Some moderation on young illegal residents emerges
One of the first signs that the wall against immigration reform may be crumbling came this week with Arizona's U.S. Sen. Jon Kyl co-sponsored a bill to provide a path to legal status for children brought to this country by illegal immigrants.
It was something of a surprise coming from Kyl, a Republican leader. Although he has been somewhat moderate on immigration issues in the past, recently he has been taking a more hard-line stance on the issue. It may be that he is returning to moderation because he is retiring from the Senate this year.
The proposed law is called the Achieve Act, signifying that the youths it is aimed at will have to take proactive steps and be proven to be productive, law-abiding members of society in order to gain legal status over time through a visa system.
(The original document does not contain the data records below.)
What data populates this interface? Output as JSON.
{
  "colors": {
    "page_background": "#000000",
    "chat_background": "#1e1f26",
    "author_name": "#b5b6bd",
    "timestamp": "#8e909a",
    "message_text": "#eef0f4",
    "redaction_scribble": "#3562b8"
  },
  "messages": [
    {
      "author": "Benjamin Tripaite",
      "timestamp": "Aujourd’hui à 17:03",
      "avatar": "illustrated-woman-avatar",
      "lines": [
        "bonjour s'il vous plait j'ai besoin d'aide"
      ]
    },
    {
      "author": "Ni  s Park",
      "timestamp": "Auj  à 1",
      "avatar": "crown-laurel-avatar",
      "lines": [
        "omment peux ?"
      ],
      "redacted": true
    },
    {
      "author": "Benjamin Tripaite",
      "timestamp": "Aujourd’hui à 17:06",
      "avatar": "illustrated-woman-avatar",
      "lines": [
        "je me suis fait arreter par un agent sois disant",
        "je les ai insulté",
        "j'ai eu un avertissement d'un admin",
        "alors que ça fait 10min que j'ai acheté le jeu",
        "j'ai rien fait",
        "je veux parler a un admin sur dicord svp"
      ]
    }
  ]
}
The process would start by requiring applicants to obtain a college degree or serve in the military.
It contrasts with the so-called DREAM Act supported by some members of Congress, including one of Arizona's U.S. House members, Raul Grijalva, who represents part of Yuma County. The DREAM Act has similar goals except it provides a path not only to legal status, but also to citizenship.
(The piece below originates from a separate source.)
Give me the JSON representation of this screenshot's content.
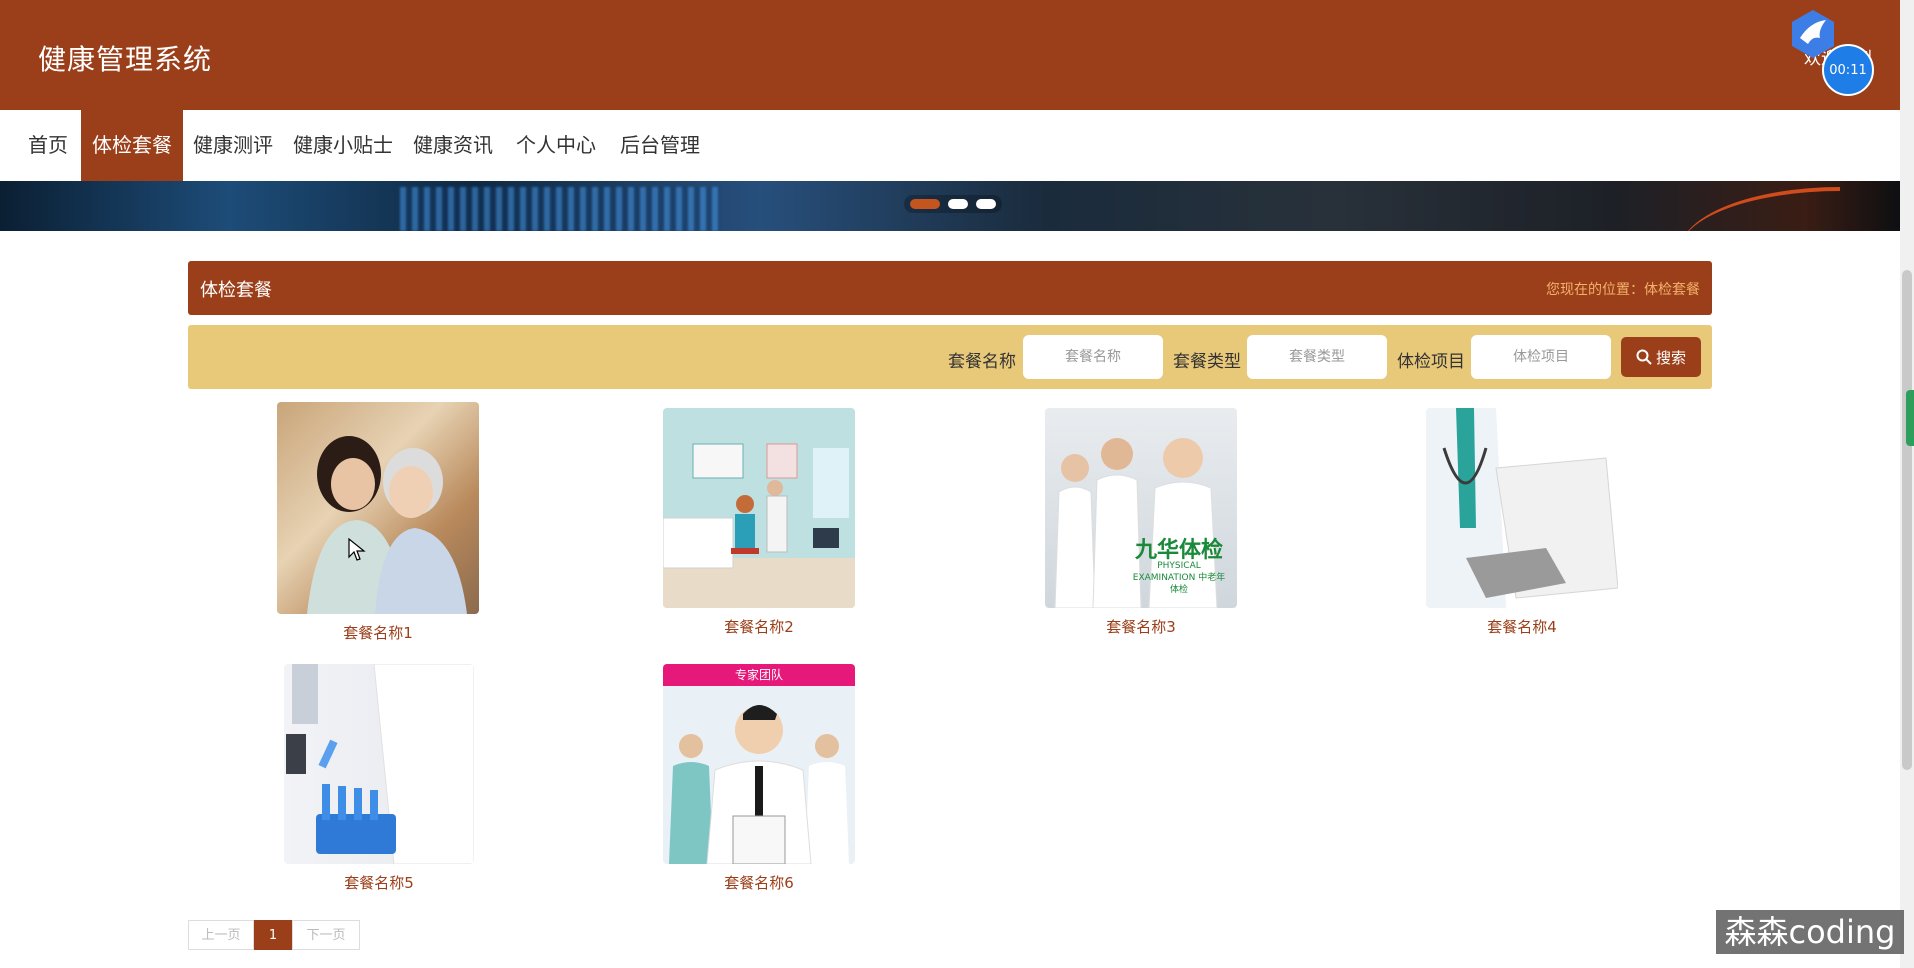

Strong opponents of illegal immigration will likely describe the Kyl bill as being “soft” on the issue and providing “amnesty” for those here illegally, just as they have done with the DREAM Act.
Some are noting that Kyl will no longer be in office to guide the Achieve Act to passage and the senator acknowledges others will have to do that. It will undoubtedly face strong opposition.
Interestingly, Republican Jeff Flake, a past hard-liner on illegal immigration who is replacing Kyl in the Senate, seems to also be moderating his position, describing the Achieve Act as a “good starting point.” He also told the Cronkite News Service that young people brought here illegally have to be treated “realistically and humanely.”
Republicans, who received very little support from our country's growing Hispanic population in the last election, appear to be getting the message that this is an issue that cannot be ignored.